Graduations are going on all over the country. Most families will have someone graduating somewhere either from high school or college and this is the time when we all go to show our support for our young people. Having been a graduation speaker multiple times I always marvel at the effort of those so anointed to find something new to share with the young people and their families.
A look around most auditoriums should give a hint at a major national issues and yield pertinent information for both young and old to contemplate. The people that fill the auditoriums at graduation range in age from the younger brothers and sisters of the graduates to the grandparents and great grandparents who have come to participate in what has become an annual spring ritual important to families. Among the things that are most obvious in those auditoriums and our society is the growing distance between the generations.
When you and I were young, several generations often lived together under one roof. We ate the same food, had the same sort of entertainment, and lived a similar lifestyle. That is a rare happening today. Note the waiting lists to get into our overpopulated assisted living and nursing homes.

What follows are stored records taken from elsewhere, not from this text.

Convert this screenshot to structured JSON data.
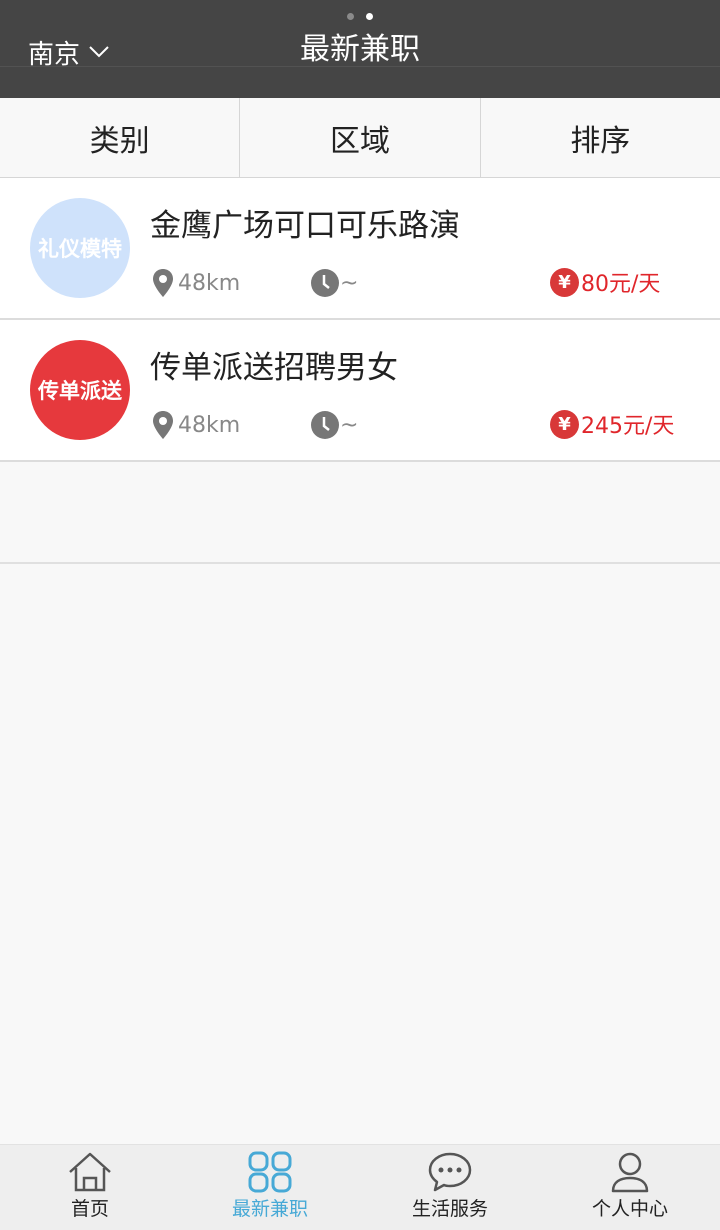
{
  "header": {
    "city": "南京",
    "title": "最新兼职"
  },
  "filters": [
    "类别",
    "区域",
    "排序"
  ],
  "jobs": [
    {
      "avatar_text": "礼仪模特",
      "avatar_color": "#cfe2fb",
      "title": "金鹰广场可口可乐路演",
      "distance": "48km",
      "time": "~",
      "currency": "¥",
      "salary": "80元/天"
    },
    {
      "avatar_text": "传单派送",
      "avatar_color": "#e6393d",
      "title": "传单派送招聘男女",
      "distance": "48km",
      "time": "~",
      "currency": "¥",
      "salary": "245元/天"
    }
  ],
  "tabbar": {
    "items": [
      {
        "label": "首页",
        "icon": "home-icon"
      },
      {
        "label": "最新兼职",
        "icon": "grid-icon"
      },
      {
        "label": "生活服务",
        "icon": "chat-icon"
      },
      {
        "label": "个人中心",
        "icon": "user-icon"
      }
    ],
    "active_color": "#47a9d6"
  }
}
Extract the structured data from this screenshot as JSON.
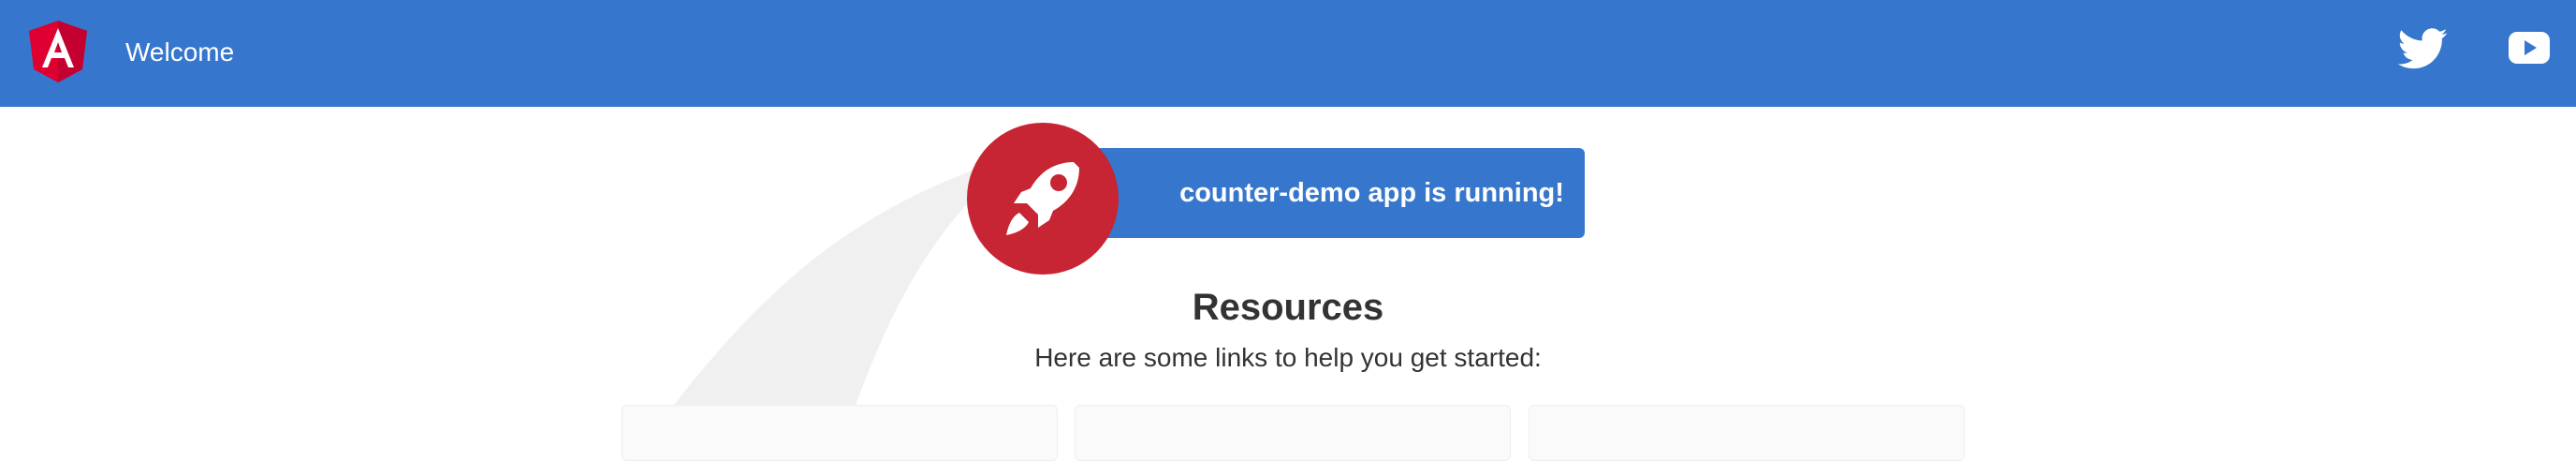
{
  "toolbar": {
    "title": "Welcome",
    "background_color": "#3677cd",
    "icons": [
      "angular-logo",
      "twitter-icon",
      "youtube-icon"
    ]
  },
  "banner": {
    "text": "counter-demo app is running!",
    "background_color": "#3677cd",
    "badge_color": "#c72434",
    "icon": "rocket-icon"
  },
  "resources": {
    "heading": "Resources",
    "subheading": "Here are some links to help you get started:"
  }
}
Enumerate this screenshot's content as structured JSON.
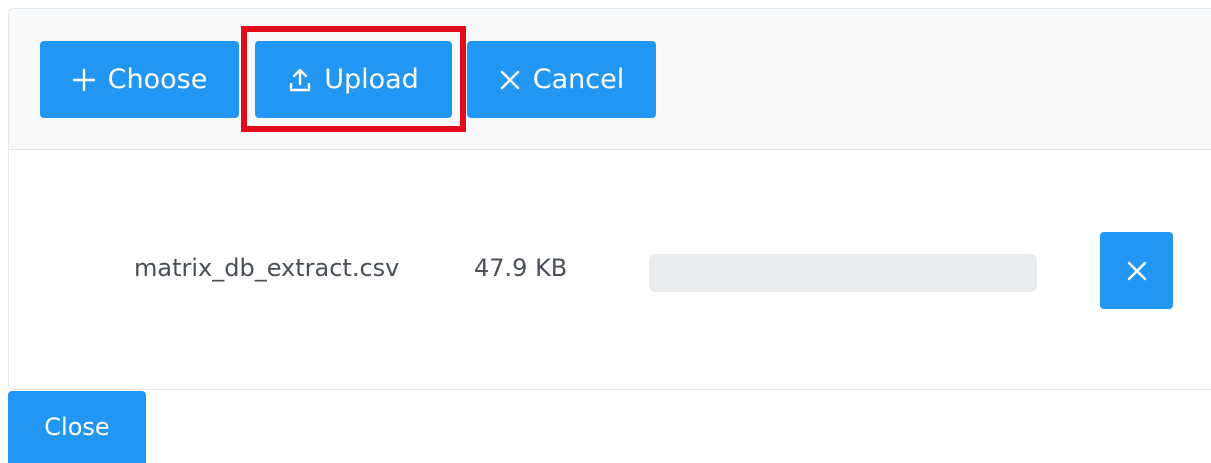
{
  "toolbar": {
    "choose_label": "Choose",
    "choose_icon": "plus-icon",
    "upload_label": "Upload",
    "upload_icon": "upload-icon",
    "cancel_label": "Cancel",
    "cancel_icon": "close-icon",
    "highlighted_button": "upload"
  },
  "files": [
    {
      "name": "matrix_db_extract.csv",
      "size": "47.9 KB",
      "progress": 0,
      "remove_icon": "close-icon"
    }
  ],
  "footer": {
    "close_label": "Close"
  },
  "colors": {
    "accent": "#2196f3",
    "highlight": "#e10b1b",
    "progress_track": "#e9ecef",
    "text": "#495057"
  }
}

In school we were taught the same things in similar ways, and often to the tune of a hickory stick. We did not have to learn algebra, foreign languages or the new math in grade school. However, history, geography and government were definitely a part of the curriculum. School opened each day with the Pledge of Allegiance and in music class we were taught to sing the national anthem “The Star-Spangled Banner.” Watch the generation gap in play at your next ball game and see who can repeat the pledge or sing the anthem.
The most usual controversy at our local churches is the style of music. During a recent church service our pastor pointed out that the younger population in the worship service did not sing the old hymns so we needed to sing more contemporary songs. I found myself thinking that if we went to contemporary music the older folks would likely be the group not joining in during the song service.
How many different ways does the “gap” show itself? Choice of automobiles, fast food, style of clothing, travel, spending patterns, fewer children, computers, cell phones, TiVo, etc. The list is endless.
Two major things are obvious. There is a much larger segment of society today that is older. The fastest growing age group in our country is the group over 80 years of age. And, the birth rate continues to decline. Both of those factors exacerbate our situation. It means that as we age there are fewer to share the financial burden and the gap between young and old is just going to become greater.
Accepting the generation gap as reality and as part of the increasing diversity of 21st century life will help us to navigate the future with more understanding. It is a part of life that isn’t going to go away. Incidentally, my four-year-old grandson asked if I ever killed a dinosaur in the olden days.
— Dr. Mark L. Hopkins writes for More Content Now and Scripps Newspapers. He is past president of colleges and universities in four states and currently serves as executive director of a higher-education consulting service. You will find Hopkins’ latest book, “Journey to Gettysburg,” on Amazon.com. Contact him at email@example.com.